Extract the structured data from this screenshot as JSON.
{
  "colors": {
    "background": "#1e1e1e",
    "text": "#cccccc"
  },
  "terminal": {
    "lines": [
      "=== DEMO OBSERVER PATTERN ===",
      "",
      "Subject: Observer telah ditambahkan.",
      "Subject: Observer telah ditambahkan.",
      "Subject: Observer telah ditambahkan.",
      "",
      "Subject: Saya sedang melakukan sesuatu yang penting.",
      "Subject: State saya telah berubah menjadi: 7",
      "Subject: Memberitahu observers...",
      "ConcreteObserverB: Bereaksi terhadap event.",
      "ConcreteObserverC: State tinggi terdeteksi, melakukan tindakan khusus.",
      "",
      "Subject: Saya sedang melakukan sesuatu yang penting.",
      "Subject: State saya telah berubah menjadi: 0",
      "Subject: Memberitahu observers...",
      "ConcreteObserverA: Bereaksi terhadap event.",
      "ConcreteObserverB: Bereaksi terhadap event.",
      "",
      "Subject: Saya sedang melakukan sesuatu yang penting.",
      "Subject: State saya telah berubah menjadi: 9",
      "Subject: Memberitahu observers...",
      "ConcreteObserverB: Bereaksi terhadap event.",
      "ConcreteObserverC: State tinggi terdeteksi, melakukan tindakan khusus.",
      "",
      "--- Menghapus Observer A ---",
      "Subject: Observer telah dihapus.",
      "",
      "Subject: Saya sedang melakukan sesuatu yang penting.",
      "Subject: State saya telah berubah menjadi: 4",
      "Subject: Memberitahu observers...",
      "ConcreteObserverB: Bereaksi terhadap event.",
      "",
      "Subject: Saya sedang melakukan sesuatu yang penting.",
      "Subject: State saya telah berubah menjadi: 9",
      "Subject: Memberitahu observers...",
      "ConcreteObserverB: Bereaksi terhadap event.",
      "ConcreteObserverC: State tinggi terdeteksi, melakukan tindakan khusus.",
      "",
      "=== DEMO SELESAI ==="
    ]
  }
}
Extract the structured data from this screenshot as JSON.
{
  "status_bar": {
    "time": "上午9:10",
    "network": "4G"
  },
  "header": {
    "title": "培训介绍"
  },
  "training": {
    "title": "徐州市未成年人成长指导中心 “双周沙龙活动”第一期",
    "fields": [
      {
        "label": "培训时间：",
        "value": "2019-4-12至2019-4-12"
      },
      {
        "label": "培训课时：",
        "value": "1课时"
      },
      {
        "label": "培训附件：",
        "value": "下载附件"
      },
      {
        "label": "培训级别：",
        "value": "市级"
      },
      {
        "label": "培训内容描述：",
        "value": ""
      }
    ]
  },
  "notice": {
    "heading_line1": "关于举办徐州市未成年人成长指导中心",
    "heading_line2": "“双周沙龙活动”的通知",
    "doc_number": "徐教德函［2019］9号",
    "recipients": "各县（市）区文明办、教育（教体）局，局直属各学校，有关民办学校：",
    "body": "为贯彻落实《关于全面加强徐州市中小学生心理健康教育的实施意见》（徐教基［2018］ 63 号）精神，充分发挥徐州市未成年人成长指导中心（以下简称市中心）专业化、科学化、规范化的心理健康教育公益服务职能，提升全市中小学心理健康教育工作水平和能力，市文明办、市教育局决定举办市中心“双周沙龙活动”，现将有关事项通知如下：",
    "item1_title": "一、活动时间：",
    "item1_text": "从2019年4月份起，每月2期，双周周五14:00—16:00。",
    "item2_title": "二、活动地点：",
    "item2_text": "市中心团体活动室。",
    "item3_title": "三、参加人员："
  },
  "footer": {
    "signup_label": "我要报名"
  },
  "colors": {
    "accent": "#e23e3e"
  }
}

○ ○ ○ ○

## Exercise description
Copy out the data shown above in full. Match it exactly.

## Answer for this exercise
Extract the structured data from this screenshot as JSON.
{
  "colors": {
    "background": "#1e1e1e",
    "text": "#cccccc"
  },
  "terminal": {
    "lines": [
      "=== DEMO OBSERVER PATTERN ===",
      "",
      "Subject: Observer telah ditambahkan.",
      "Subject: Observer telah ditambahkan.",
      "Subject: Observer telah ditambahkan.",
      "",
      "Subject: Saya sedang melakukan sesuatu yang penting.",
      "Subject: State saya telah berubah menjadi: 7",
      "Subject: Memberitahu observers...",
      "ConcreteObserverB: Bereaksi terhadap event.",
      "ConcreteObserverC: State tinggi terdeteksi, melakukan tindakan khusus.",
      "",
      "Subject: Saya sedang melakukan sesuatu yang penting.",
      "Subject: State saya telah berubah menjadi: 0",
      "Subject: Memberitahu observers...",
      "ConcreteObserverA: Bereaksi terhadap event.",
      "ConcreteObserverB: Bereaksi terhadap event.",
      "",
      "Subject: Saya sedang melakukan sesuatu yang penting.",
      "Subject: State saya telah berubah menjadi: 9",
      "Subject: Memberitahu observers...",
      "ConcreteObserverB: Bereaksi terhadap event.",
      "ConcreteObserverC: State tinggi terdeteksi, melakukan tindakan khusus.",
      "",
      "--- Menghapus Observer A ---",
      "Subject: Observer telah dihapus.",
      "",
      "Subject: Saya sedang melakukan sesuatu yang penting.",
      "Subject: State saya telah berubah menjadi: 4",
      "Subject: Memberitahu observers...",
      "ConcreteObserverB: Bereaksi terhadap event.",
      "",
      "Subject: Saya sedang melakukan sesuatu yang penting.",
      "Subject: State saya telah berubah menjadi: 9",
      "Subject: Memberitahu observers...",
      "ConcreteObserverB: Bereaksi terhadap event.",
      "ConcreteObserverC: State tinggi terdeteksi, melakukan tindakan khusus.",
      "",
      "=== DEMO SELESAI ==="
    ]
  }
}
Extract the structured data from this screenshot as JSON.
{
  "status_bar": {
    "time": "上午9:10",
    "network": "4G"
  },
  "header": {
    "title": "培训介绍"
  },
  "training": {
    "title": "徐州市未成年人成长指导中心 “双周沙龙活动”第一期",
    "fields": [
      {
        "label": "培训时间：",
        "value": "2019-4-12至2019-4-12"
      },
      {
        "label": "培训课时：",
        "value": "1课时"
      },
      {
        "label": "培训附件：",
        "value": "下载附件"
      },
      {
        "label": "培训级别：",
        "value": "市级"
      },
      {
        "label": "培训内容描述：",
        "value": ""
      }
    ]
  },
  "notice": {
    "heading_line1": "关于举办徐州市未成年人成长指导中心",
    "heading_line2": "“双周沙龙活动”的通知",
    "doc_number": "徐教德函［2019］9号",
    "recipients": "各县（市）区文明办、教育（教体）局，局直属各学校，有关民办学校：",
    "body": "为贯彻落实《关于全面加强徐州市中小学生心理健康教育的实施意见》（徐教基［2018］ 63 号）精神，充分发挥徐州市未成年人成长指导中心（以下简称市中心）专业化、科学化、规范化的心理健康教育公益服务职能，提升全市中小学心理健康教育工作水平和能力，市文明办、市教育局决定举办市中心“双周沙龙活动”，现将有关事项通知如下：",
    "item1_title": "一、活动时间：",
    "item1_text": "从2019年4月份起，每月2期，双周周五14:00—16:00。",
    "item2_title": "二、活动地点：",
    "item2_text": "市中心团体活动室。",
    "item3_title": "三、参加人员："
  },
  "footer": {
    "signup_label": "我要报名"
  },
  "colors": {
    "accent": "#e23e3e"
  }
}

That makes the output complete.